The General Secretary (Ere. L. Alexander) was obliged to resign on account of ill health, and the Society and staff greatly regretted her loss. Miss M. Belchor was appointed General Secretary in her place, and also continued to act as Case secretary. During the absence on leave of the Hon. secretary, Mrs. Lester acted as hon. secretary. Unfortunately, the serious financial depression meant the curtailment of monetary assistance, especially from Government, and this (coupled with Unemployment) greatly increased the amount of work to be done by the S.P.C.L., and aided to its problems and anxieties. Funds such as Milk Fund, Invalid Children‘s Aid Fund, and Distress Fund had to be drawn upon to provide for children who were literally starving; and much gratitude was due to the donors and workers for these funds. The Elsies river Clinic Fund was also called upon to Provide food for children suffering from malnutrition, as nowhere was the prevailing distress and unemployment felt more than in the ―Outlying Areas". The distribution of clothing was greater than ever before, — some 7000 garments having been issued from Capetown Office and 2670 from Wynberg Office. The number of European children who passed through the Place of Detention was 23, and Place of Saftey 69. Non-European children:- 400 passed through the place of Detention and 69 through the Place of Safety. The charges most common in Delinquency were bag-snatching, stealing and house breaking; the latter being generally worked by gangs. There had been an increase of children begging in the streets, as many quite well-fed children took advantage of the Public‘s readiness to give alms to ―unemployed‖ and their dependants, - and these children spent the money on sweets, cinemas or ice-cream, etc. The Invalid Children‘s Aid Committee had 60 children on their list for regular visiting, and cases were dealt with from Muizenberg to Sea Point, also all over the Cape Flats as far as Parow, Elsies River and Kraaifontein. The members of the committee arranged that any sick child theu heard of or found was seen by a doctor, and that the treatment prescribled was carried out. They arranged for a child‘s entrance to Hospital when necessary, and when it was ready for discharge they arranged for its return home, and continued regular visiting until the child had recovered. Tubercular surgical cases were the most prevalent. By the courtesy of Dr. Moll and Dr. Roux, a member of the staff was present at their Orthopaedic Clinic held weekly at 52
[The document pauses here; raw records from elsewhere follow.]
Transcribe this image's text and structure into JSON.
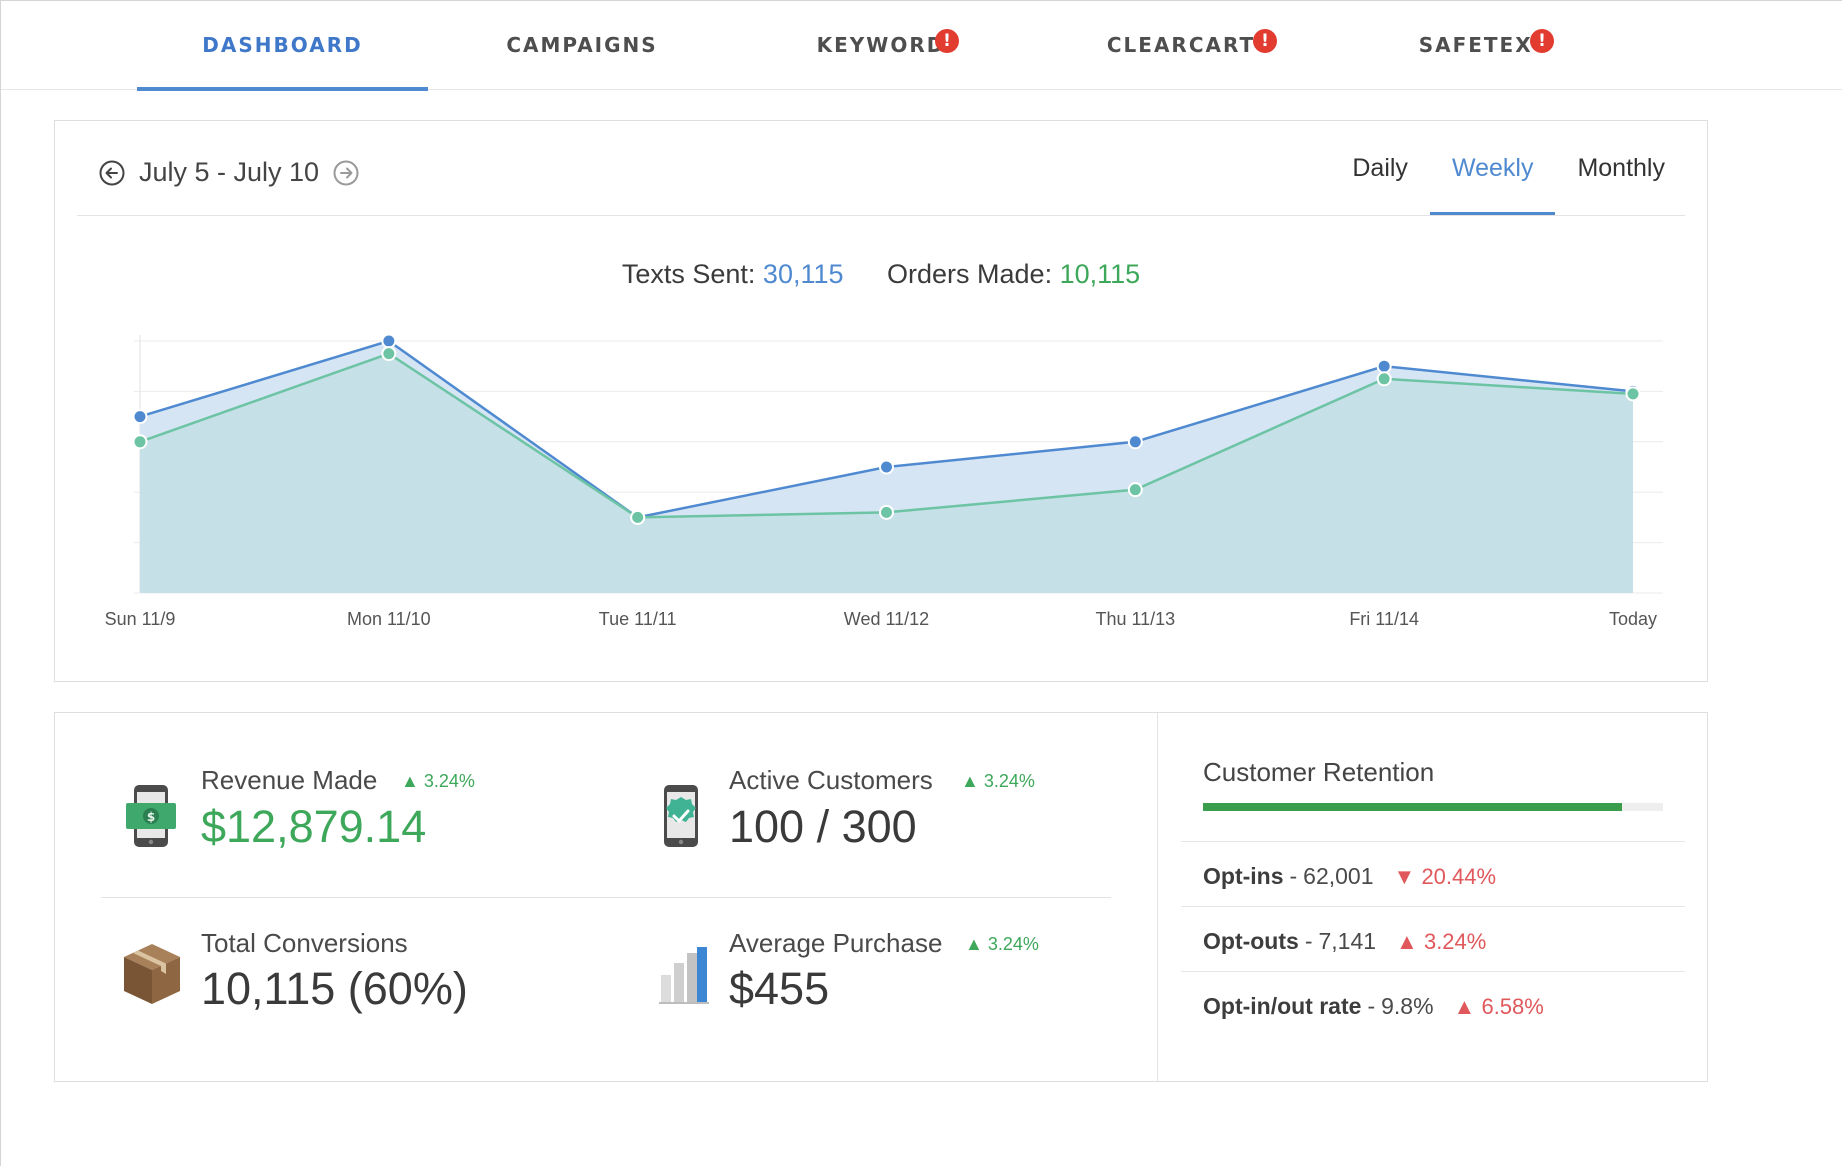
{
  "nav": {
    "tabs": [
      {
        "label": "DASHBOARD",
        "active": true,
        "alert": false
      },
      {
        "label": "CAMPAIGNS",
        "active": false,
        "alert": false
      },
      {
        "label": "KEYWORD",
        "active": false,
        "alert": true
      },
      {
        "label": "CLEARCART",
        "active": false,
        "alert": true
      },
      {
        "label": "SAFETEXT",
        "active": false,
        "alert": true
      }
    ],
    "alert_glyph": "!"
  },
  "date_nav": {
    "range": "July 5 - July 10",
    "prev_icon": "arrow-left-circle-icon",
    "next_icon": "arrow-right-circle-icon"
  },
  "period_tabs": {
    "daily": "Daily",
    "weekly": "Weekly",
    "monthly": "Monthly",
    "selected": "Weekly"
  },
  "summary": {
    "texts_label": "Texts Sent:",
    "texts_value": "30,115",
    "orders_label": "Orders Made:",
    "orders_value": "10,115"
  },
  "chart_data": {
    "type": "area",
    "categories": [
      "Sun 11/9",
      "Mon 11/10",
      "Tue 11/11",
      "Wed 11/12",
      "Thu 11/13",
      "Fri 11/14",
      "Today"
    ],
    "series": [
      {
        "values": [
          70,
          100,
          30,
          50,
          60,
          90,
          80
        ],
        "color": "#4f8ad1"
      },
      {
        "values": [
          60,
          95,
          30,
          32,
          41,
          85,
          79
        ],
        "color": "#6cc4a4"
      }
    ],
    "ylim": [
      0,
      100
    ],
    "grid": true,
    "y_tick_labels_shown": false
  },
  "stats": {
    "revenue": {
      "label": "Revenue Made",
      "change": "3.24%",
      "value": "$12,879.14",
      "icon": "phone-cash-icon"
    },
    "active": {
      "label": "Active Customers",
      "change": "3.24%",
      "value": "100 / 300",
      "icon": "phone-check-badge-icon"
    },
    "conversions": {
      "label": "Total Conversions",
      "value": "10,115 (60%)",
      "icon": "package-box-icon"
    },
    "average": {
      "label": "Average Purchase",
      "change": "3.24%",
      "value": "$455",
      "icon": "bar-chart-icon"
    }
  },
  "retention": {
    "title": "Customer Retention",
    "level": 0.91,
    "rows": [
      {
        "label": "Opt-ins",
        "value": "62,001",
        "change": "20.44%",
        "direction": "down"
      },
      {
        "label": "Opt-outs",
        "value": "7,141",
        "change": "3.24%",
        "direction": "up"
      },
      {
        "label": "Opt-in/out rate",
        "value": "9.8%",
        "change": "6.58%",
        "direction": "up"
      }
    ],
    "separator": "-"
  },
  "colors": {
    "accent_blue": "#4f8ad1",
    "positive_green": "#3da75a",
    "negative_red": "#e0585b",
    "alert_red": "#e23b2f"
  }
}
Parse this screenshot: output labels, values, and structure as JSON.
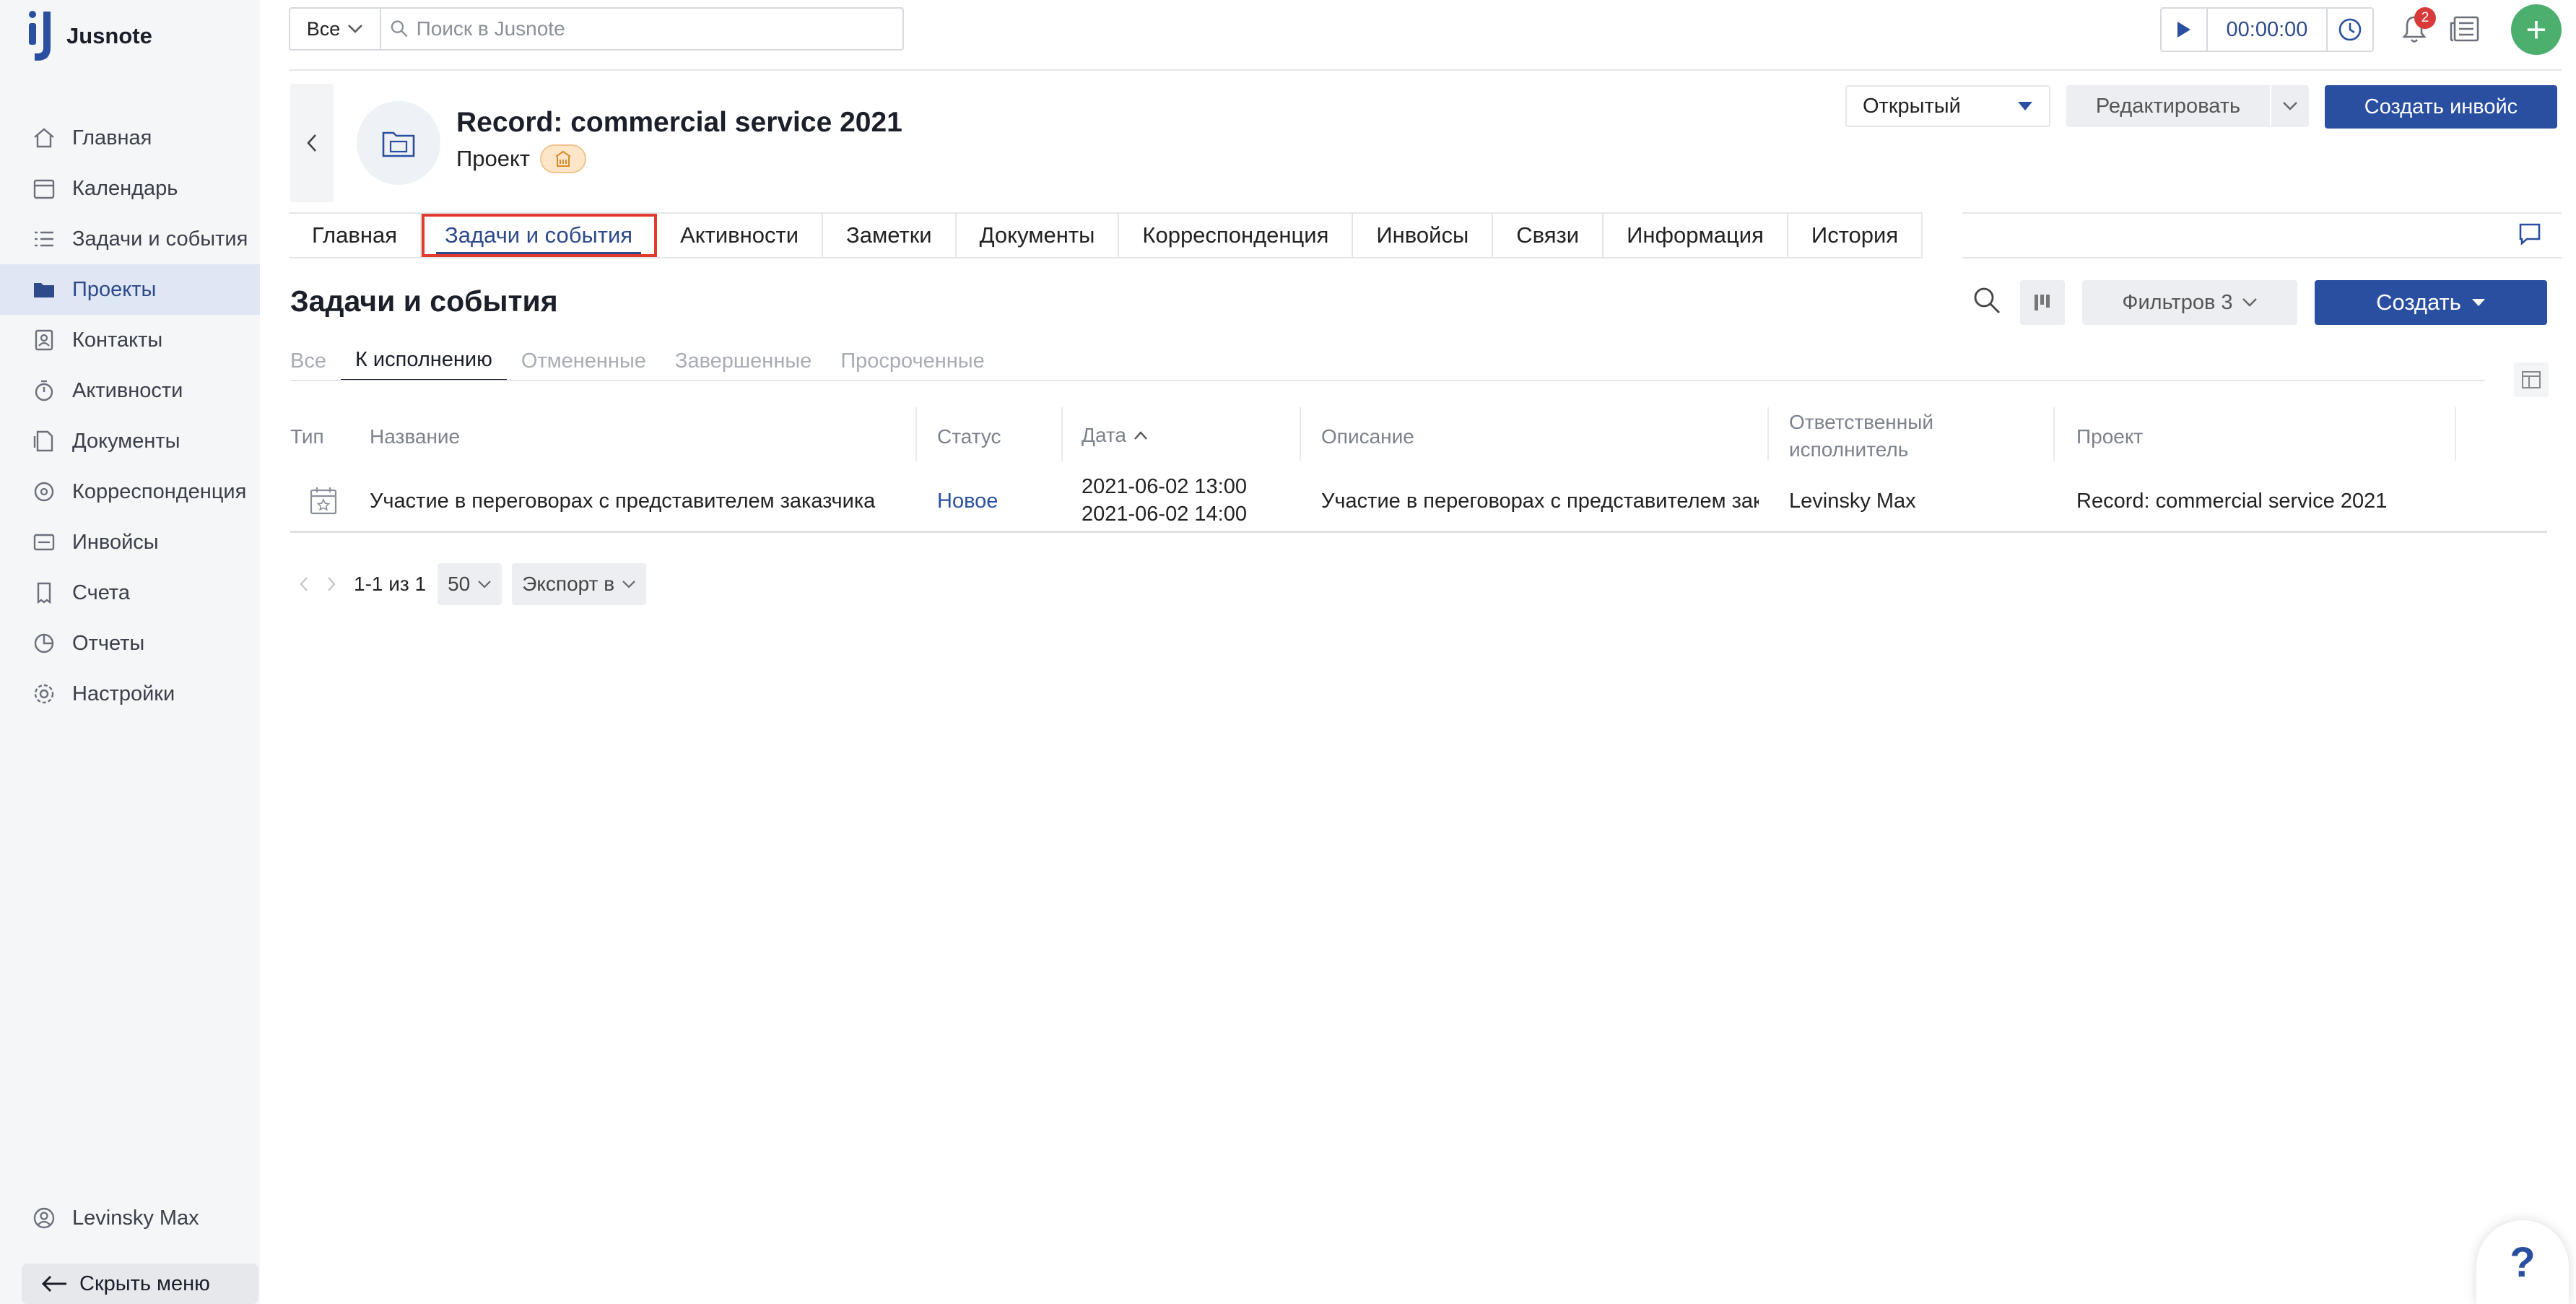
{
  "app": {
    "name": "Jusnote"
  },
  "colors": {
    "accent": "#2a4fa0",
    "active_nav_bg": "#dfe6f4",
    "add_button": "#4caf6e",
    "badge": "#d83a3a",
    "highlight_outline": "#e23b2e"
  },
  "sidebar": {
    "items": [
      {
        "label": "Главная",
        "icon": "home-icon"
      },
      {
        "label": "Календарь",
        "icon": "calendar-icon"
      },
      {
        "label": "Задачи и события",
        "icon": "tasks-icon"
      },
      {
        "label": "Проекты",
        "icon": "folder-icon",
        "active": true
      },
      {
        "label": "Контакты",
        "icon": "contacts-icon"
      },
      {
        "label": "Активности",
        "icon": "activity-icon"
      },
      {
        "label": "Документы",
        "icon": "documents-icon"
      },
      {
        "label": "Корреспонденция",
        "icon": "mail-icon"
      },
      {
        "label": "Инвойсы",
        "icon": "invoice-icon"
      },
      {
        "label": "Счета",
        "icon": "accounts-icon"
      },
      {
        "label": "Отчеты",
        "icon": "reports-icon"
      },
      {
        "label": "Настройки",
        "icon": "gear-icon"
      }
    ],
    "user_name": "Levinsky Max",
    "hide_menu_label": "Скрыть меню"
  },
  "topbar": {
    "search_scope": "Все",
    "search_placeholder": "Поиск в Jusnote",
    "timer": "00:00:00",
    "notifications_count": "2"
  },
  "record": {
    "title": "Record: commercial service 2021",
    "type": "Проект",
    "status": "Открытый",
    "edit_label": "Редактировать",
    "create_invoice_label": "Создать инвойс"
  },
  "tabs": [
    {
      "label": "Главная"
    },
    {
      "label": "Задачи и события",
      "active": true
    },
    {
      "label": "Активности"
    },
    {
      "label": "Заметки"
    },
    {
      "label": "Документы"
    },
    {
      "label": "Корреспонденция"
    },
    {
      "label": "Инвойсы"
    },
    {
      "label": "Связи"
    },
    {
      "label": "Информация"
    },
    {
      "label": "История"
    }
  ],
  "section": {
    "title": "Задачи и события",
    "filters_label": "Фильтров 3",
    "create_label": "Создать",
    "subtabs": [
      {
        "label": "Все"
      },
      {
        "label": "К исполнению",
        "active": true
      },
      {
        "label": "Отмененные"
      },
      {
        "label": "Завершенные"
      },
      {
        "label": "Просроченные"
      }
    ]
  },
  "table": {
    "columns": {
      "type": "Тип",
      "name": "Название",
      "status": "Статус",
      "date": "Дата",
      "description": "Описание",
      "assignee_line1": "Ответственный",
      "assignee_line2": "исполнитель",
      "project": "Проект"
    },
    "rows": [
      {
        "type_icon": "event-calendar-icon",
        "name": "Участие в переговорах с представителем заказчика",
        "status": "Новое",
        "date_start": "2021-06-02 13:00",
        "date_end": "2021-06-02 14:00",
        "description": "Участие в переговорах с представителем заказчика",
        "assignee": "Levinsky Max",
        "project": "Record: commercial service 2021"
      }
    ]
  },
  "pagination": {
    "range": "1-1 из 1",
    "page_size": "50",
    "export_label": "Экспорт в"
  },
  "help": {
    "label": "?"
  }
}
the New Somerset Hospital, and she passed on to the I.C. Aid visitors the instructions re home treatment of children. On the opening of the Princess Alice Home of Recovery (to which Sister Robinson, an ―Athlone Nurse‖ had been appointed Matron), seven of the cases in the Maitland Cottage Home were transferred there; but owing to the regulation that no child can be taken there unless declared by the doctors to have a reasonable chance of recovery, three incurables were left at the Maitland Home. As several other cases were pressing for admission, the Committee decided to keep this "temporary" Home of Recovery open for a further period. The Annual Meeting of the National Council for Child Welfare was held in Bloemfontein in June, - when the Council paid a very fine tribute to the late Miss Mabel Elliott. A Memorial to perpetuate her name and work was considered, and it was decided to endeavour to raise the funds to enlarge the accommodation for trainees at the Mothercraft Training Centre. Letters were to be sent to all 5ocieties asking them to collect for this purpose, and to send ell contributions to the N.C.C.W.


Cape Town Child Welfare - History  

The History of Cape Town Child Welfare from year 1908 until 1932... information sourced from Annual Reports

Cape Town Child Welfare - History  

The History of Cape Town Child Welfare from year 1908 until 1932... information sourced from Annual Reports